Lecture at the National Council of Churches
Thomas Schirrmacher, Associate Secretary General of the World Evangelical Alliance for Theological Concerns, was keynote speaker at the 32nd General Assembly of the Liberia Council of Churches. He was asked to answer the question of whether Christians and churches should support the 17 United Nations Sustainable Development Goals (SDG). For security reasons, the trip has only now been announced.
The chairman of the Liberia Council of Churches, Bishop Kortu K. Brown, had invited Schirrmacher already at the adoption of the 17 SDGs to visit Liberia and discuss the SDG with the church leaders.

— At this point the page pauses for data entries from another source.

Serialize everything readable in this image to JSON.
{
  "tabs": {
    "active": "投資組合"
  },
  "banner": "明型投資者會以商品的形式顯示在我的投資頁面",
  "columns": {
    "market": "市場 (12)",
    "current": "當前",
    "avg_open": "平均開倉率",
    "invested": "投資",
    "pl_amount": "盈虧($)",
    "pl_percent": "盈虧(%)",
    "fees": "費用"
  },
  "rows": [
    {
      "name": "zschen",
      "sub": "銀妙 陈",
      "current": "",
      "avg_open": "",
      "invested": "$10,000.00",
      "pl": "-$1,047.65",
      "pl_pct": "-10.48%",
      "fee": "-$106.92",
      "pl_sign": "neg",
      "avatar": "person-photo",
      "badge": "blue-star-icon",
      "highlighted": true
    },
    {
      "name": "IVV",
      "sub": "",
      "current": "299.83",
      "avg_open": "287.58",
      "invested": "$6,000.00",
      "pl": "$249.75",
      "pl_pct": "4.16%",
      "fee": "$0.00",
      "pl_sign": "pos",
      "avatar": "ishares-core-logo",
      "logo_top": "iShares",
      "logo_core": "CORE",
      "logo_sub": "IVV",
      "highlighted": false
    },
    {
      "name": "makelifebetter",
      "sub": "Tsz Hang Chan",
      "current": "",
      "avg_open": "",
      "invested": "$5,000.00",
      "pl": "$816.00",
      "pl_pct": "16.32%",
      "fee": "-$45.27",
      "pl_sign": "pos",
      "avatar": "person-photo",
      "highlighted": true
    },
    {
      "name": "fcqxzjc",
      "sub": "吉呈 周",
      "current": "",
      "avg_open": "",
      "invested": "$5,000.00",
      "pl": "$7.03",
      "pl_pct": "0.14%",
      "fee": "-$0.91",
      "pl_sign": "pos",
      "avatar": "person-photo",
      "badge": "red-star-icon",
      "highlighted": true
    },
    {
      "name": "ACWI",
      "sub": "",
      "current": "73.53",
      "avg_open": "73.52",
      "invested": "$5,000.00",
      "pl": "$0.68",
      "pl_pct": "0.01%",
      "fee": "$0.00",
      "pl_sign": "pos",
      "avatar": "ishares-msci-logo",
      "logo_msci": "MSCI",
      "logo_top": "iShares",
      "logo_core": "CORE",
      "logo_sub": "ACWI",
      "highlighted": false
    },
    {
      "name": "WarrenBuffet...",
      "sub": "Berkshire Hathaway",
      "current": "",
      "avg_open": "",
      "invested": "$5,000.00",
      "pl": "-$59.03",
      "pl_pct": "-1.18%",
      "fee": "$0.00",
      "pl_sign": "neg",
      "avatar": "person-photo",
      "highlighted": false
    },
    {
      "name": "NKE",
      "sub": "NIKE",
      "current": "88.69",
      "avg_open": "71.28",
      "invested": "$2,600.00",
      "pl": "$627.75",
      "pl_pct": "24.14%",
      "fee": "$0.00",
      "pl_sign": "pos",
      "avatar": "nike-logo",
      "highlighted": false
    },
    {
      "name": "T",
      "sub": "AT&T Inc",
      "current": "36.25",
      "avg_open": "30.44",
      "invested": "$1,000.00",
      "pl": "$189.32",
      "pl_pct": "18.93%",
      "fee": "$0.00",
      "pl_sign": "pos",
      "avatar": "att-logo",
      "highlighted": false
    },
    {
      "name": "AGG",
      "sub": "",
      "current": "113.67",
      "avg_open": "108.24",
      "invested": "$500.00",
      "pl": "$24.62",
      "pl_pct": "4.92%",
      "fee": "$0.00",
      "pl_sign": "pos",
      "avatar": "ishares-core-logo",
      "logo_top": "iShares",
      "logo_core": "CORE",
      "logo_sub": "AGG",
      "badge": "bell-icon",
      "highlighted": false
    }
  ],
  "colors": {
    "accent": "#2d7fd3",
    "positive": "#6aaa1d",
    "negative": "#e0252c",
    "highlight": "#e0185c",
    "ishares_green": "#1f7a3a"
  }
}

In Liberia, questions surrounding the UN are emotionally charged, as 14 years of UN peacekeepers have been stationed in the country since the end of the 15-year civil war, and their success or failure is being vigorously discussed.

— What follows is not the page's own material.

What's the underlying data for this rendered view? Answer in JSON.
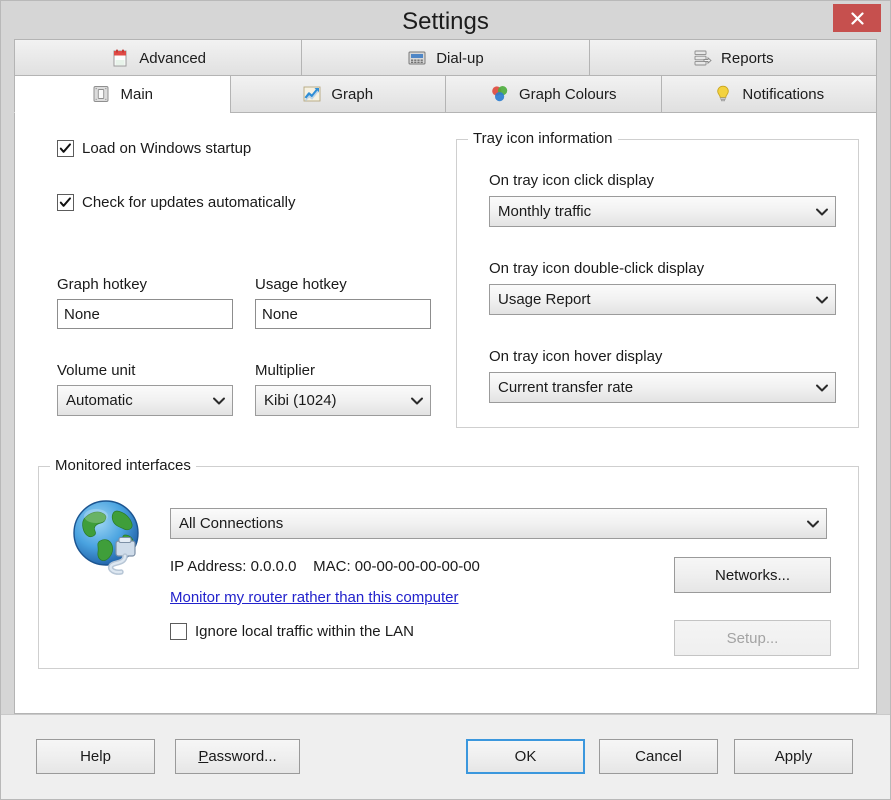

The Liberia Council of Churches was founded in 1982 and comprises not only the traditional churches (Catholics, Lutherans, Presbyterians, Methodists, Baptists) but also the largest Pentecostal churches in the country. The Evangelical Alliance of Liberia strongly supported Schirrmacher’s visit to the Liberia Council of Churches.
Schirrmacher made the case that while Christians are convinced that the causes of many of the problems identified by the SDG, such as racism or corruption, are much deeper, this does not alter the fact that the goals themselves are to be welcomed by Christians. For most of the goals, pertinent Bible verses would immediately come to the mind of every Bible reader.
Jesus taught us, said Schirrmacher, that the real evil comes from our hearts, which is why, for Christians, attitudes like racism, corruption, discrimination, or misogyny cannot be overcome by external factors only, but that a profound conversion of the whole personality is decisive for it. But the state cannot create or enforce such a conversion and has to provide for external justice.
According to Schirrmacher, the 17 sustainability targets of the UN themselves are hardly affected by ideology, which does not always apply to the 169 proposals on how they should be implemented. The alternative, however, can only be to actively work for better ways to achieve the goal, but not just to sit back and comment on the events like the spectators of a cinema movie.
Just as in each country we can only work with the government we actually have, not with a government we would like to have. So it applies for the United Nations, too, that its mistakes and shortcomings have to be openly addressed, and demands for reconstruction have to be articulated, but that nothing alters the fact that it is currently the only chance for worldwide political collaboration for good aims.